Trident cost attacked

House of Commons

Parliament

Plaid Cymru MP Jonathan Edwards - whose party has co-signed the motion against Trident renewal - takes the floor.

He says renewal of the nuclear weapons system is estimated to cost £100bn over its lifetime, and questions how this can be justifiable when schools and hospitals are "crying out for investment".

Grounds for suspicion

House of Lords

Parliament

Peers are considering another Labour amendment to the Counter-Terrorism and Security Bill, which deals with police powers of "search and seizure" at UK ports.

The bill would empower police to search someone suspected of intending to leave the UK "for the purpose of involvement in terrorism-related activity".

An officer would have powers of search if he or she had "reasonable grounds" for suspicion, but Labour's amendment would require "evidence or intelligence".

Cost-effective way?

House of Commons

Parliament

"Our position," Vernon Coaker tells MPs, is that "it is right for the UK to maintain a credible, minimum independent nuclear deterrent based on a continuous at-sea posture."

Pressed by Defence Minister Philip Dunne to confirm that this would require four submarines, Mr Coaker says the current evidence supports that argument.

"But what we have said of course as part of the Strategic Defence and Security Review that we will look to see whether a continuous at-sea deterrent can be delivered in a more cost effective way."

Vernon Coaker
BBC

Labour's views

House of Commons

Parliament

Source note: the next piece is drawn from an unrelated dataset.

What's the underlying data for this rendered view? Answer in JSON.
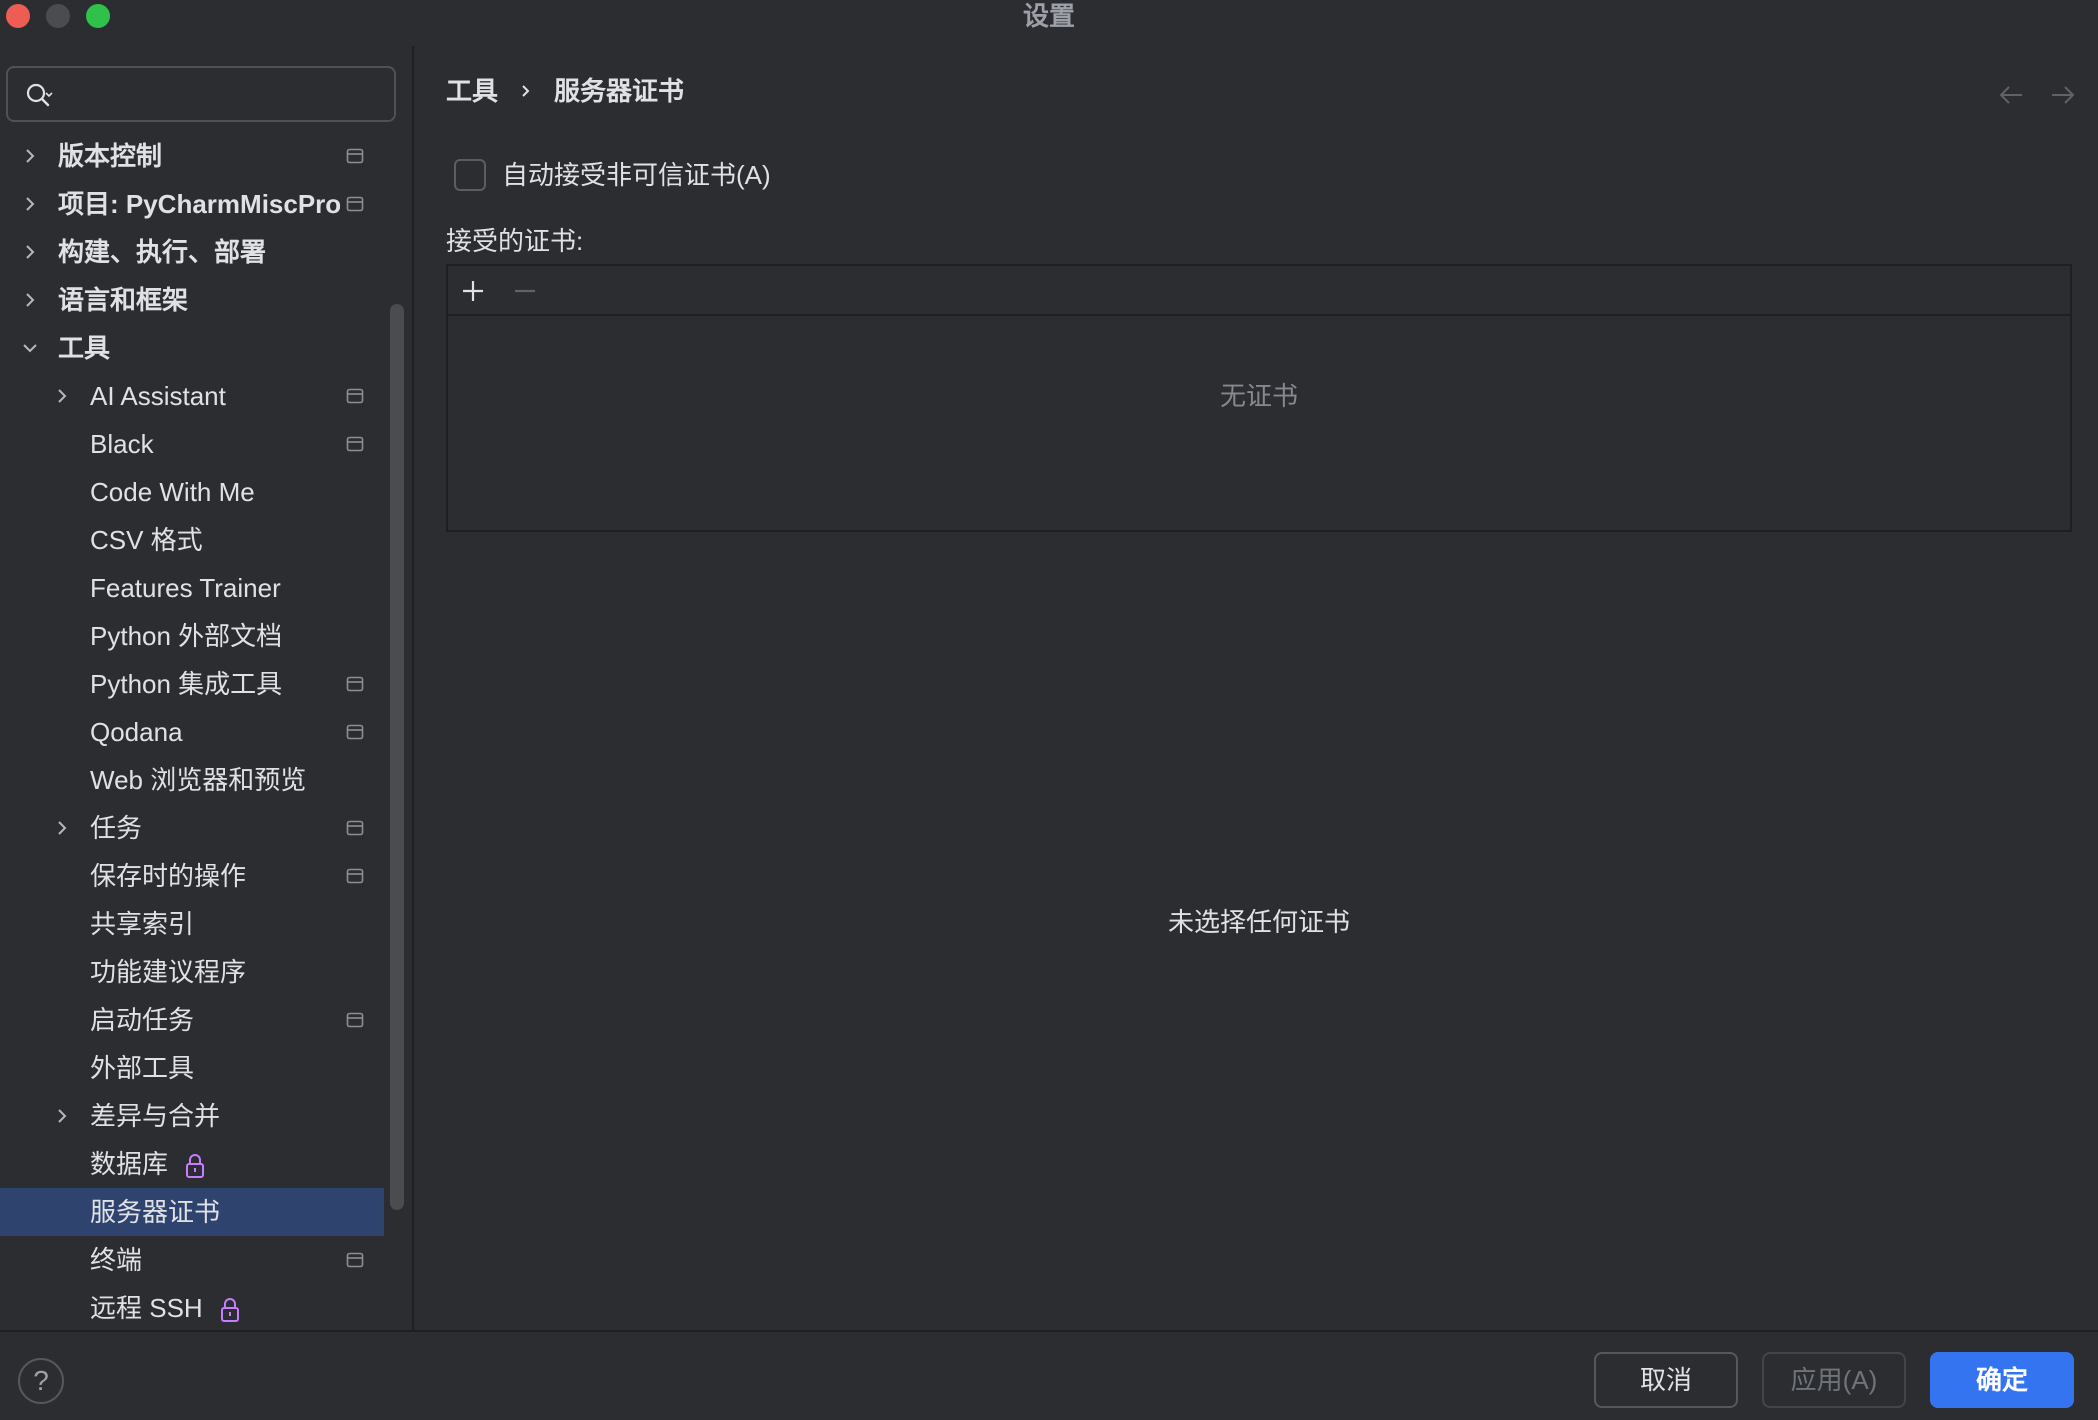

Speaking on behalf of the opposition, shadow defence secretary Vernon Coaker says Labour is proud to be an "internationalist multilateralist party" which is firmly working with others towards a world without nuclear weapons.

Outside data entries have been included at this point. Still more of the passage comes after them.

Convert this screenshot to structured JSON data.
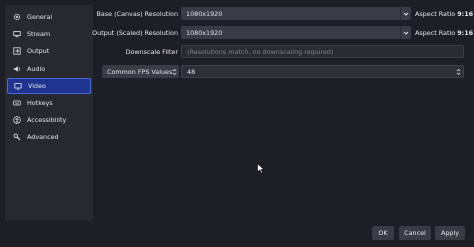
{
  "sidebar": {
    "items": [
      {
        "label": "General",
        "icon": "gear-icon"
      },
      {
        "label": "Stream",
        "icon": "stream-icon"
      },
      {
        "label": "Output",
        "icon": "output-icon"
      },
      {
        "label": "Audio",
        "icon": "speaker-icon"
      },
      {
        "label": "Video",
        "icon": "monitor-icon",
        "selected": true
      },
      {
        "label": "Hotkeys",
        "icon": "keyboard-icon"
      },
      {
        "label": "Accessibility",
        "icon": "accessibility-icon"
      },
      {
        "label": "Advanced",
        "icon": "wrench-icon"
      }
    ]
  },
  "video": {
    "base_resolution": {
      "label": "Base (Canvas) Resolution",
      "value": "1080x1920",
      "aspect_prefix": "Aspect Ratio",
      "aspect_value": "9:16"
    },
    "output_resolution": {
      "label": "Output (Scaled) Resolution",
      "value": "1080x1920",
      "aspect_prefix": "Aspect Ratio",
      "aspect_value": "9:16"
    },
    "downscale_filter": {
      "label": "Downscale Filter",
      "value": "(Resolutions match, no downscaling required)"
    },
    "fps": {
      "type_value": "Common FPS Values",
      "value": "48"
    }
  },
  "buttons": {
    "ok": "OK",
    "cancel": "Cancel",
    "apply": "Apply"
  },
  "colors": {
    "selected_bg": "#20348f",
    "selected_border": "#4a69d4",
    "background": "#1e1f26"
  }
}
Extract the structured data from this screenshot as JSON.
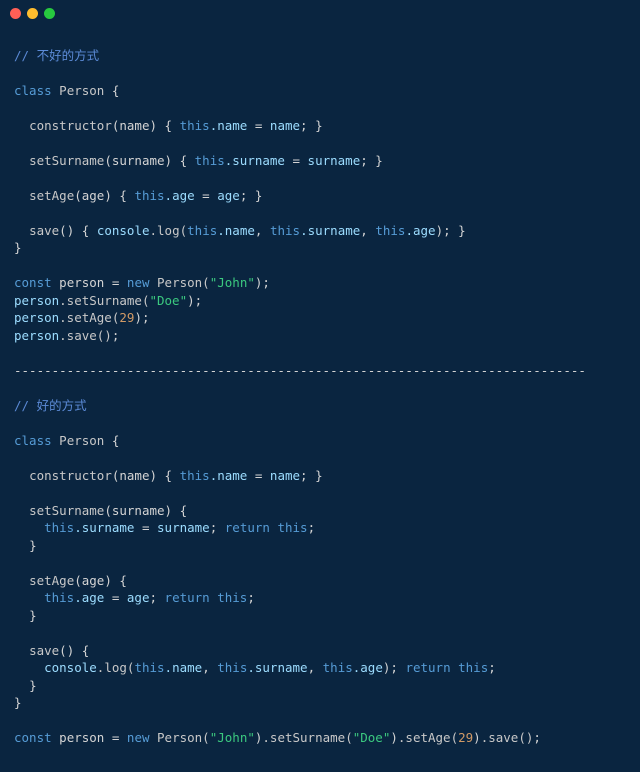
{
  "window": {
    "controls": [
      "close",
      "minimize",
      "maximize"
    ]
  },
  "code": {
    "bad_comment": "// 不好的方式",
    "good_comment": "// 好的方式",
    "class_decl": "class Person {",
    "ctor_open": "constructor(name) {",
    "ctor_body_this": "this",
    "ctor_body_prop": ".name",
    "ctor_body_eq": " = ",
    "ctor_body_param": "name",
    "ctor_body_close": "; }",
    "setSurname_sig": "setSurname(surname) {",
    "setSurname_this": "this",
    "setSurname_prop": ".surname",
    "setSurname_param": "surname",
    "setAge_sig": "setAge(age) {",
    "setAge_this": "this",
    "setAge_prop": ".age",
    "setAge_param": "age",
    "save_sig": "save() {",
    "console": "console",
    "log": ".log(",
    "comma": ", ",
    "close_paren": ")",
    "semi_close": "; }",
    "brace_close": "}",
    "return_kw": "return",
    "this_kw": "this",
    "semi": ";",
    "const_kw": "const",
    "person_var": " person ",
    "eq": "= ",
    "new_kw": "new",
    "person_call": " Person(",
    "john": "\"John\"",
    "doe": "\"Doe\"",
    "age29": "29",
    "call_setSurname": ".setSurname(",
    "call_setAge": ".setAge(",
    "call_save": ".save()",
    "call_close": ");",
    "person_ident": "person",
    "divider": "----------------------------------------------------------------------------"
  }
}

But he says to abandon Britain's nuclear weapons system unilaterally at this stage in the disarmament process would "do more harm than good".

"In the current climate it would make Britain less secure and would send out exactly the signals at a very sensitive moment in international relations," he tells MPs.

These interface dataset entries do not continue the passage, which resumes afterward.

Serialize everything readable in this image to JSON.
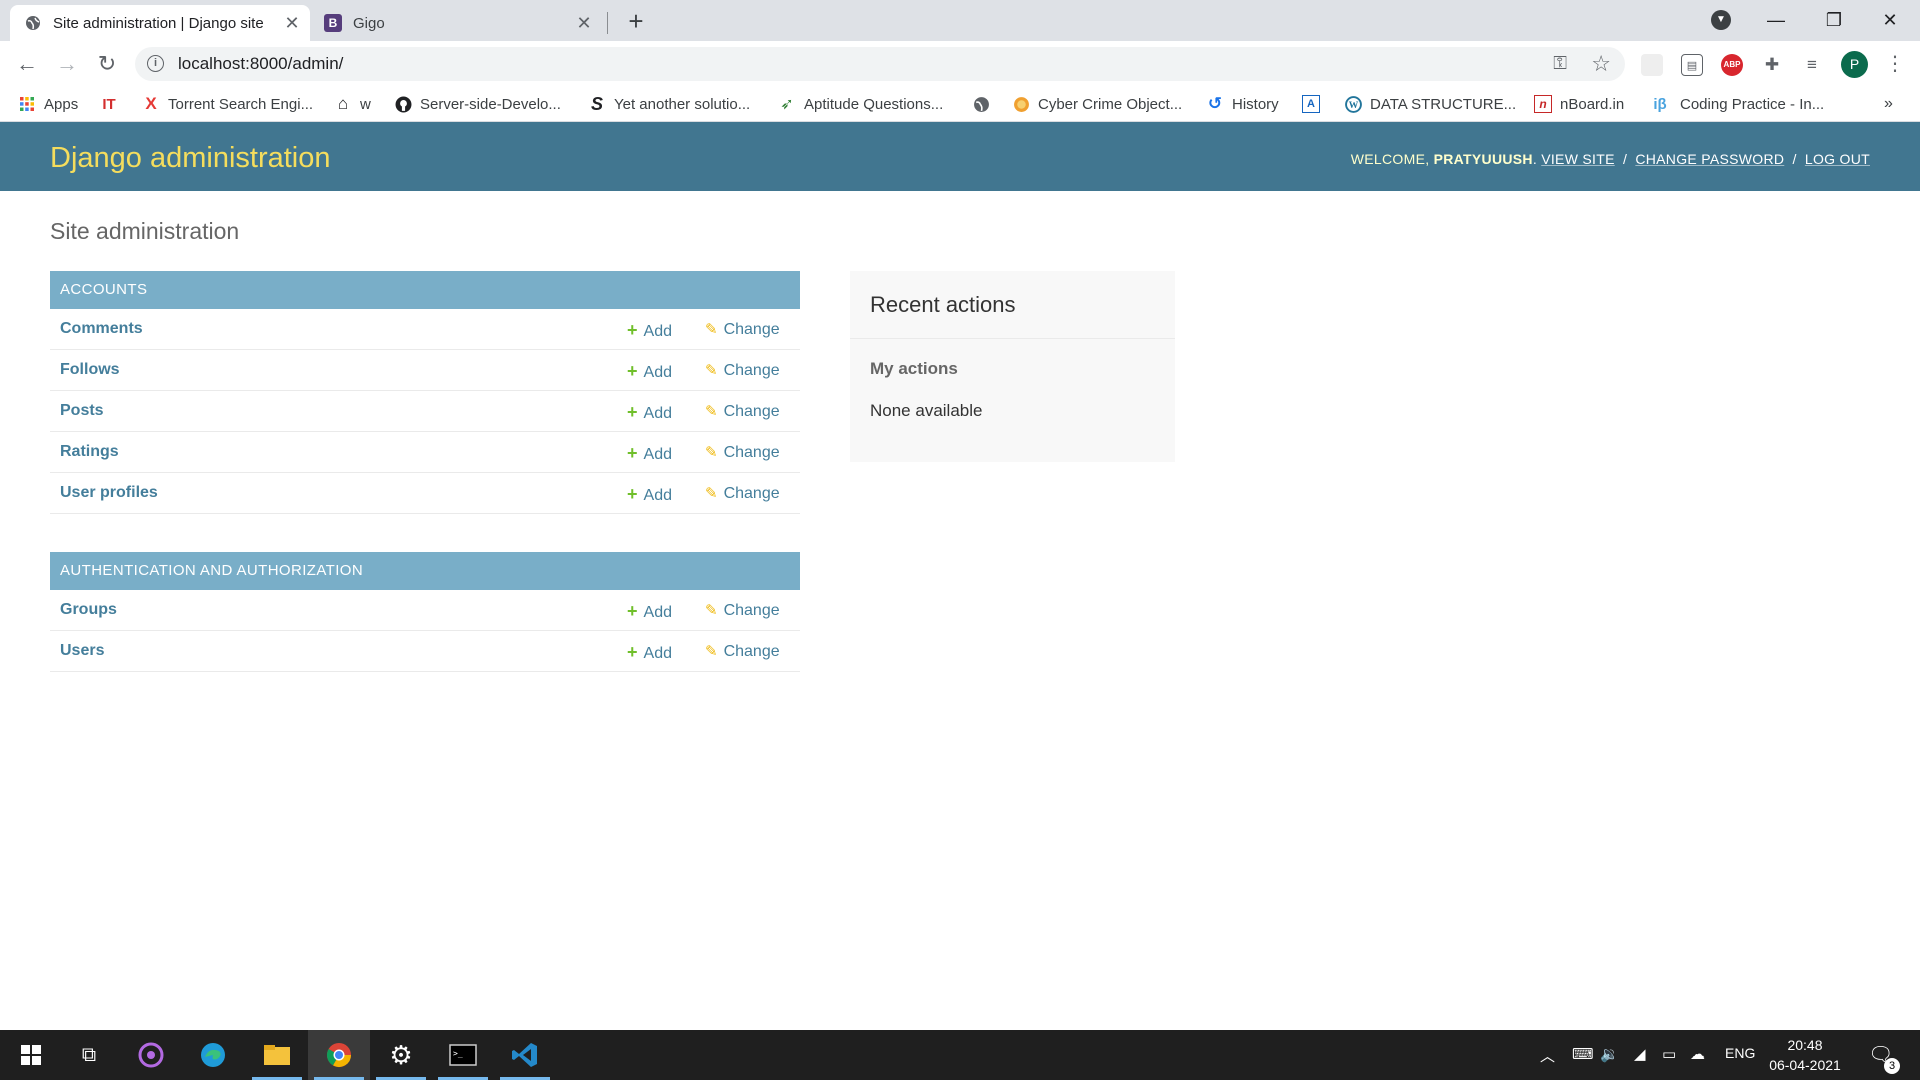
{
  "browser": {
    "tabs": [
      {
        "title": "Site administration | Django site",
        "active": true
      },
      {
        "title": "Gigo",
        "active": false,
        "favicon_letter": "B"
      }
    ],
    "url": "localhost:8000/admin/",
    "profile_initial": "P",
    "bookmarks": [
      {
        "label": "Apps",
        "icon": "apps-grid-icon"
      },
      {
        "label": "",
        "icon": "it-icon",
        "glyph": "IT"
      },
      {
        "label": "Torrent Search Engi...",
        "icon": "x-icon",
        "glyph": "X"
      },
      {
        "label": "w",
        "icon": "home-icon"
      },
      {
        "label": "Server-side-Develo...",
        "icon": "github-icon"
      },
      {
        "label": "Yet another solutio...",
        "icon": "s-icon",
        "glyph": "S"
      },
      {
        "label": "Aptitude Questions...",
        "icon": "aptitude-icon"
      },
      {
        "label": "",
        "icon": "globe-icon"
      },
      {
        "label": "Cyber Crime Object...",
        "icon": "cyber-icon"
      },
      {
        "label": "History",
        "icon": "history-icon"
      },
      {
        "label": "",
        "icon": "leetcode-icon"
      },
      {
        "label": "DATA STRUCTURE...",
        "icon": "wordpress-icon"
      },
      {
        "label": "nBoard.in",
        "icon": "nboard-icon",
        "glyph": "n"
      },
      {
        "label": "Coding Practice - In...",
        "icon": "interviewbit-icon",
        "glyph": "iβ"
      }
    ]
  },
  "admin": {
    "branding": "Django administration",
    "welcome": "WELCOME,",
    "username": "PRATYUUUSH",
    "view_site": "VIEW SITE",
    "change_password": "CHANGE PASSWORD",
    "log_out": "LOG OUT",
    "page_title": "Site administration",
    "add_label": "Add",
    "change_label": "Change",
    "modules": [
      {
        "caption": "ACCOUNTS",
        "models": [
          "Comments",
          "Follows",
          "Posts",
          "Ratings",
          "User profiles"
        ]
      },
      {
        "caption": "AUTHENTICATION AND AUTHORIZATION",
        "models": [
          "Groups",
          "Users"
        ]
      }
    ],
    "recent": {
      "title": "Recent actions",
      "subtitle": "My actions",
      "empty": "None available"
    }
  },
  "taskbar": {
    "language": "ENG",
    "time": "20:48",
    "date": "06-04-2021",
    "notification_count": "3"
  },
  "colors": {
    "header_bg": "#417690",
    "branding": "#f5dd5d",
    "module_caption": "#79aec8",
    "link": "#447e9b",
    "add_icon": "#70bf2b",
    "change_icon": "#efb80b"
  }
}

Challenge on renewal

House of Commons

Parliament

The SNP's Angus Robertson challenges Defence Secretary Michael Fallon's earlier characterisation of the party's opposition to Trident as "irresponsible".

He claims it is an attempt to "create a phoney debate on a phoney choice" on Trident - and asserts that mainstream public opinion does not support its renewal.

'Sunset clause' withdrawn

House of Lords

Parliament

Labour's Lord Rosser says his party backs powers to temporarily seize passports in the current security situation, but that situation may change.

That is why Labour supports a "sunset clause" allowing the power to lapse after two years and be renewed if Parliament chooses to do so, he argues.

However, he withdraws his party's amendment.

Amendments are rarely pushed to a vote in

committee stage in the Lords under parliamentary convention, though peers may reintroduce amendments at
report stage.

What are the threats?

House of Commons

Parliament

Rory Stewart, Conservative MP and Defence Select Committee chair, tells MPs he will vote in favour of retention of the Trident nuclear deterrent - but says he has "enormous respect" for those MPs who have "anxieties" about it.

While the threats facing the UK are not the same as during the Cold War, he says, he cautions that "we don't known what [Russian President Vladimir] Putin is doing" - raising the prospect of a Russian nuclear attack on a Baltic state.

Mr Stewart says Putin's decisions on warfare will be guided by his perception of what "we, the US or Britain are likely to do in response" - arguing that deterrence depends on whether the "other side" believes the UK would use its nuclear weapons.

"Which is why there is absolutely no point us having a discussion about a nuclear deterrent without looking at our defence strategy and posture in general," he adds.

Investing in "fancy bits of kit" will be "meaningless" unless people believe the UK is prepared to use them.

Labour amendment

House of Lords

Parliament

The bill includes measures on the retention of communications information, exclusion powers and security.

Peers are debating amendments relating to the power to temporarily seize passports from terror suspects.

Labour has proposed giving Parliament the chance to debate and vote on the continuation of that power after two years.